The Department concurs with the Embassy with respect to the importance of both the Embassy and the Consulate General at Leopoldville maintaining informal contact at a high level with officials in the Belgian Government and in the Government General, respectively, for discussion on a continuing basis of important problems of mutual interest between Belgium and the United States. It notes with approval that the Consulate General at Leopoldville is in complete accord with this principle.

As a general principle, the Department also agrees with the Embassy that this Government should not put itself in the position of taking actions in dealing with important and sensitive problems involving the Congolese and the Congo which would have the effect of undermining the basis of US cooperation and understanding with Belgium without frank and thorough discussion of such problems with the responsible Belgian authorities. At the same time, the Department does not believe that acceptance of this principle requires us to look behind the official acts of the Belgian authorities themselves.

In the Kalonji case, the Consulate General was presented with a passport duly and recently validated for travel to the United States. Our authorities in the Congo know from experience that Africans are not given passports valid for travel abroad except by the Belgian authorities on the basis of very careful considerations and in full knowledge of the circumstances of use. The Belgian handling of the [Page 309] case was, therefore, in accordance with its normal routine and the Consulate General similarly decided to process it normally.

The Department has been greatly encouraged at the indication of a somewhat more liberal Belgian policy inherent in the granting to Kalonji of a passport valid for travel to the United States. It believes that the best posture for the United States with respect to Congo developments is one of quietly expecting and therefore of quietly accepting forward steps by the administering authorities. To act otherwise would run the risk of conveying to the Belgians an impression of surprise at any progressive actions and of resignation to a less forward looking policy.

In view of the above considerations and in the light of the circumstances described in Leopoldville telegram No. 56 of December 174 and Leopoldville despatch No. 151 of January 9, the Department believes the Embassy will agree that the Consulate General at Leopoldville acted correctly in handling this unprecedented case.

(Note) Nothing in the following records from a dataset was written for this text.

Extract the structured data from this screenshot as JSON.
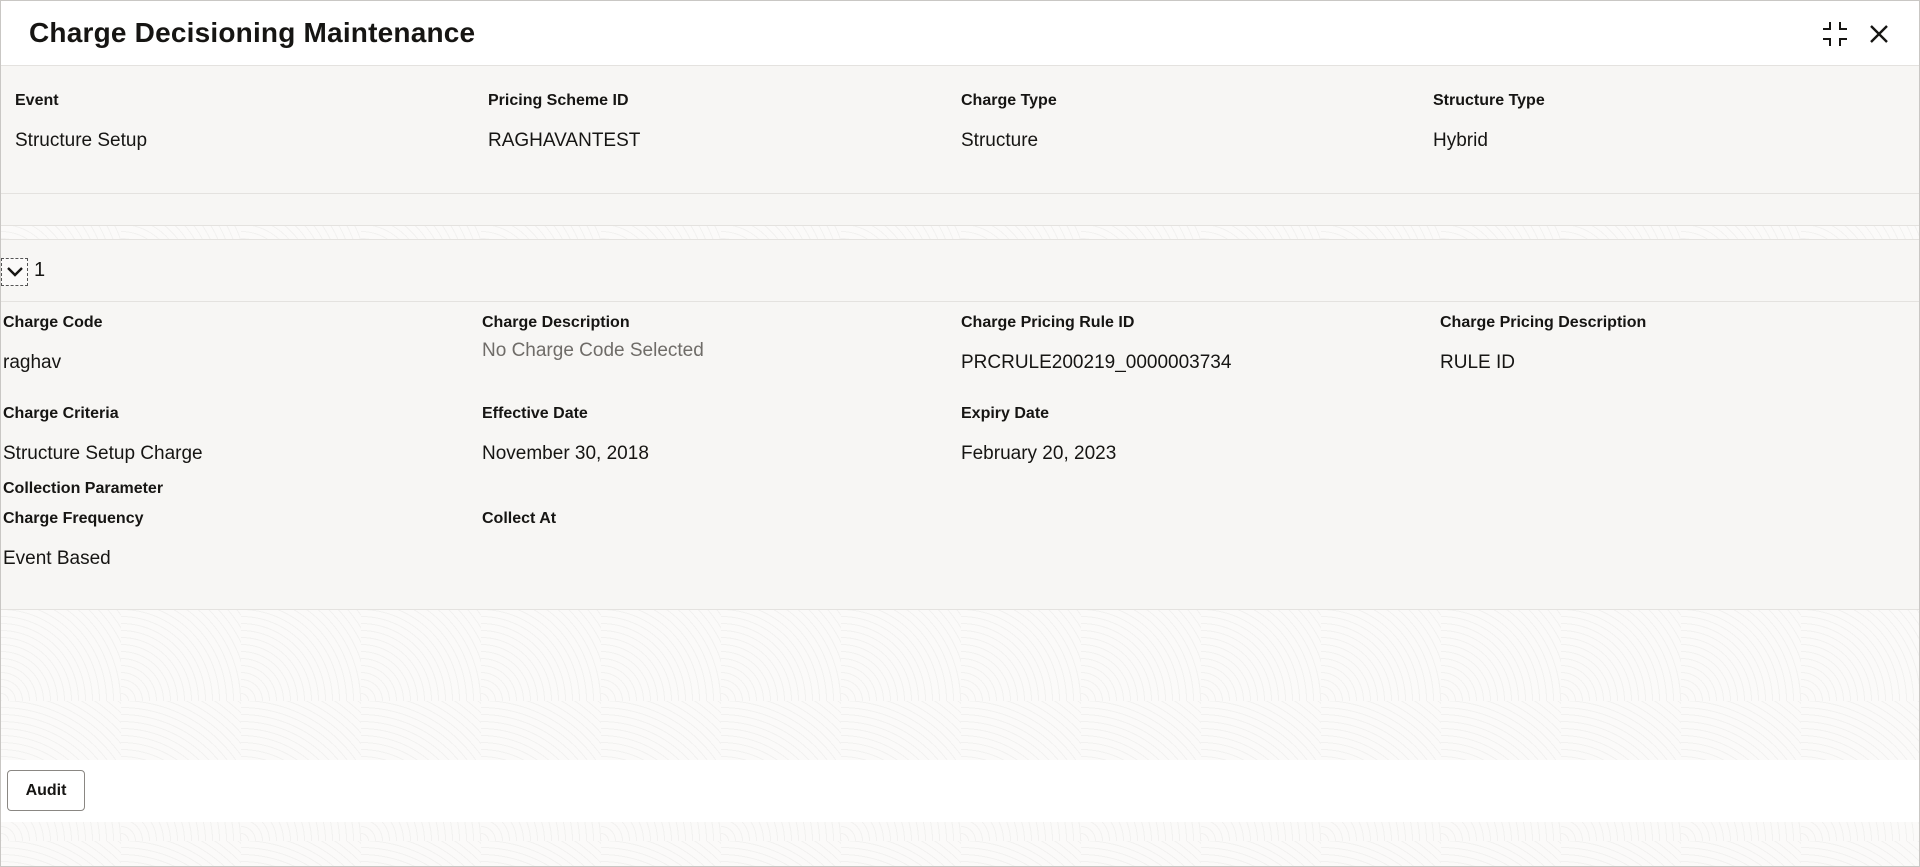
{
  "window": {
    "title": "Charge Decisioning Maintenance",
    "minimize_icon": "collapse-arrows-icon",
    "close_icon": "close-icon"
  },
  "summary": {
    "event": {
      "label": "Event",
      "value": "Structure Setup"
    },
    "pricing_scheme_id": {
      "label": "Pricing Scheme ID",
      "value": "RAGHAVANTEST"
    },
    "charge_type": {
      "label": "Charge Type",
      "value": "Structure"
    },
    "structure_type": {
      "label": "Structure Type",
      "value": "Hybrid"
    }
  },
  "accordion": {
    "number": "1",
    "toggle_icon": "chevron-down-icon",
    "charge_code": {
      "label": "Charge Code",
      "value": "raghav"
    },
    "charge_description": {
      "label": "Charge Description",
      "value": "No Charge Code Selected"
    },
    "charge_pricing_rule_id": {
      "label": "Charge Pricing Rule ID",
      "value": "PRCRULE200219_0000003734"
    },
    "charge_pricing_description": {
      "label": "Charge Pricing Description",
      "value": "RULE ID"
    },
    "charge_criteria": {
      "label": "Charge Criteria",
      "value": "Structure Setup Charge"
    },
    "effective_date": {
      "label": "Effective Date",
      "value": "November 30, 2018"
    },
    "expiry_date": {
      "label": "Expiry Date",
      "value": "February 20, 2023"
    },
    "collection_parameter_title": "Collection Parameter",
    "charge_frequency": {
      "label": "Charge Frequency",
      "value": "Event Based"
    },
    "collect_at": {
      "label": "Collect At",
      "value": ""
    }
  },
  "footer": {
    "audit_label": "Audit"
  }
}
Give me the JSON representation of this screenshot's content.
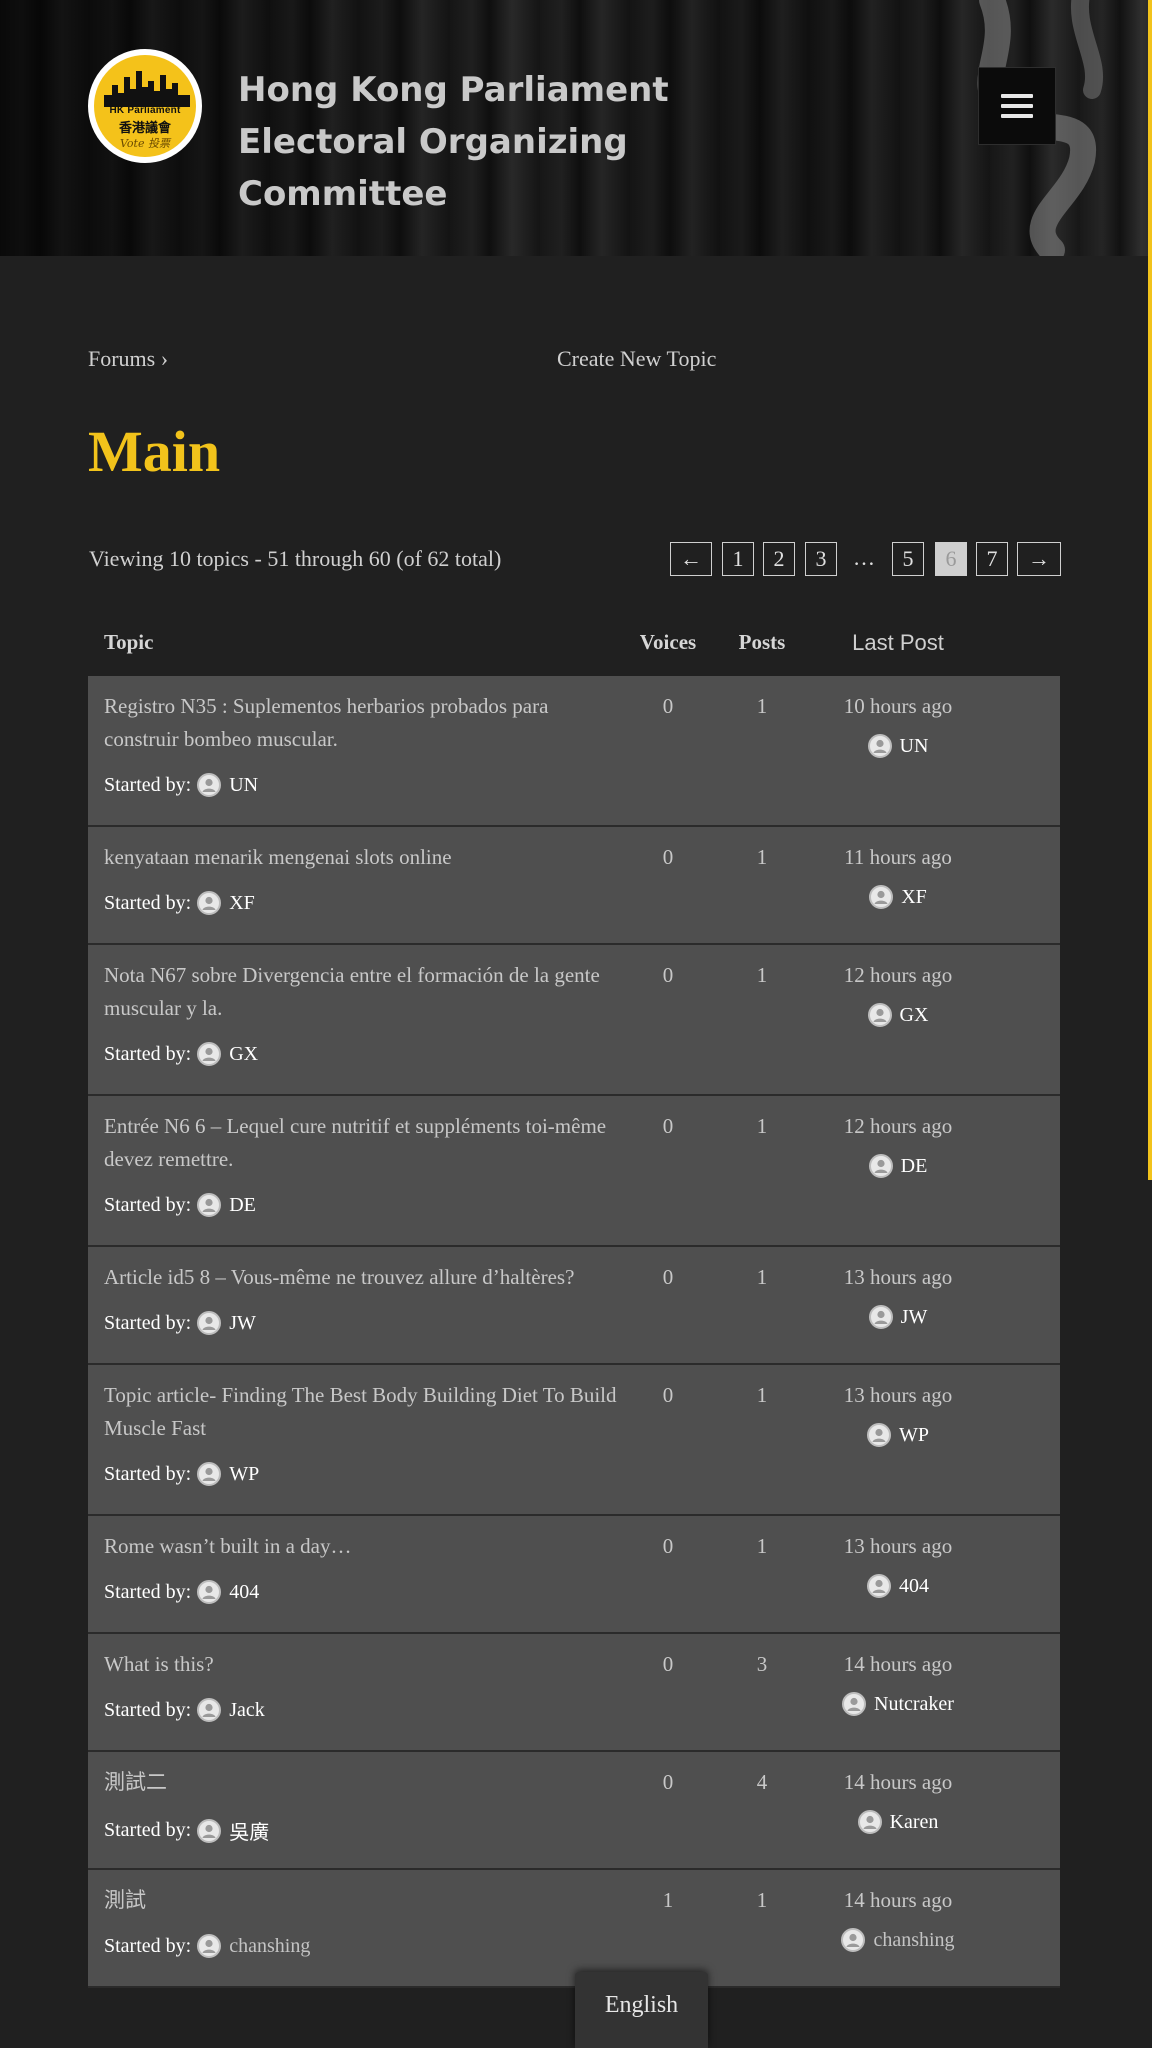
{
  "header": {
    "site_title": "Hong Kong Parliament Electoral Organizing Committee",
    "logo": {
      "line1": "HK Parliament",
      "line2": "香港議會",
      "line3": "Vote 投票"
    },
    "menu_icon": "hamburger-menu-icon"
  },
  "breadcrumb": {
    "root": "Forums",
    "separator": "›"
  },
  "create_topic_label": "Create New Topic",
  "forum_title": "Main",
  "viewing_text": "Viewing 10 topics - 51 through 60 (of 62 total)",
  "pagination": {
    "prev": "←",
    "pages": [
      "1",
      "2",
      "3"
    ],
    "ellipsis": "…",
    "pages_after": [
      "5"
    ],
    "current": "6",
    "pages_end": [
      "7"
    ],
    "next": "→"
  },
  "table": {
    "headers": {
      "topic": "Topic",
      "voices": "Voices",
      "posts": "Posts",
      "last_post": "Last Post"
    },
    "started_by_label": "Started by:",
    "rows": [
      {
        "title": "Registro N35 : Suplementos herbarios probados para construir bombeo muscular.",
        "author": "UN",
        "voices": "0",
        "posts": "1",
        "freshness": "10 hours ago",
        "last_author": "UN"
      },
      {
        "title": "kenyataan menarik mengenai slots online",
        "author": "XF",
        "voices": "0",
        "posts": "1",
        "freshness": "11 hours ago",
        "last_author": "XF"
      },
      {
        "title": "Nota N67 sobre Divergencia entre el formación de la gente muscular y la.",
        "author": "GX",
        "voices": "0",
        "posts": "1",
        "freshness": "12 hours ago",
        "last_author": "GX"
      },
      {
        "title": "Entrée N6 6 – Lequel cure nutritif et suppléments toi-même devez remettre.",
        "author": "DE",
        "voices": "0",
        "posts": "1",
        "freshness": "12 hours ago",
        "last_author": "DE"
      },
      {
        "title": "Article id5 8 – Vous-même ne trouvez allure d’haltères?",
        "author": "JW",
        "voices": "0",
        "posts": "1",
        "freshness": "13 hours ago",
        "last_author": "JW"
      },
      {
        "title": "Topic article- Finding The Best Body Building Diet To Build Muscle Fast",
        "author": "WP",
        "voices": "0",
        "posts": "1",
        "freshness": "13 hours ago",
        "last_author": "WP"
      },
      {
        "title": "Rome wasn’t built in a day…",
        "author": "404",
        "voices": "0",
        "posts": "1",
        "freshness": "13 hours ago",
        "last_author": "404"
      },
      {
        "title": "What is this?",
        "author": "Jack",
        "voices": "0",
        "posts": "3",
        "freshness": "14 hours ago",
        "last_author": "Nutcraker"
      },
      {
        "title": "測試二",
        "author": "吳廣",
        "voices": "0",
        "posts": "4",
        "freshness": "14 hours ago",
        "last_author": "Karen"
      },
      {
        "title": "測試",
        "author": "chanshing",
        "voices": "1",
        "posts": "1",
        "freshness": "14 hours ago",
        "last_author": "chanshing"
      }
    ]
  },
  "language": {
    "label": "English"
  },
  "colors": {
    "accent": "#f2c31b",
    "background": "#202020",
    "row": "#4f4f4f"
  }
}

  1. Source: Department of State, Central Files, 032–Kalonji, Isaac/3–557. Confidential. Repeated to Leopoldville.
  2. Supra .
  3. In despatch 151, Consul General Green related the reasons why he chose not to pursue the Kalonji visit with high government officials. He did not wish to give the impression that the United States had some ulterior motive in promoting the visit or was unduly concerned about it. Since the Belgians had renewed Kalonji’s passport after his application for a U.S. visa, Green assumed they had no objection to the visit. (Department of State, Central Files, 032–Kalonji, Isaac/1–957)
  4. In telegram 56, Green stated the Belgian Government had handled the Kalonji visit as a routine matter. Since Belgium had indicated it wished to avoid a policy decision, Green advised against an official U.S. approach, which might embarrass Belgian administrators. (Ibid., 032–Kalonji, Isaac/12–1756)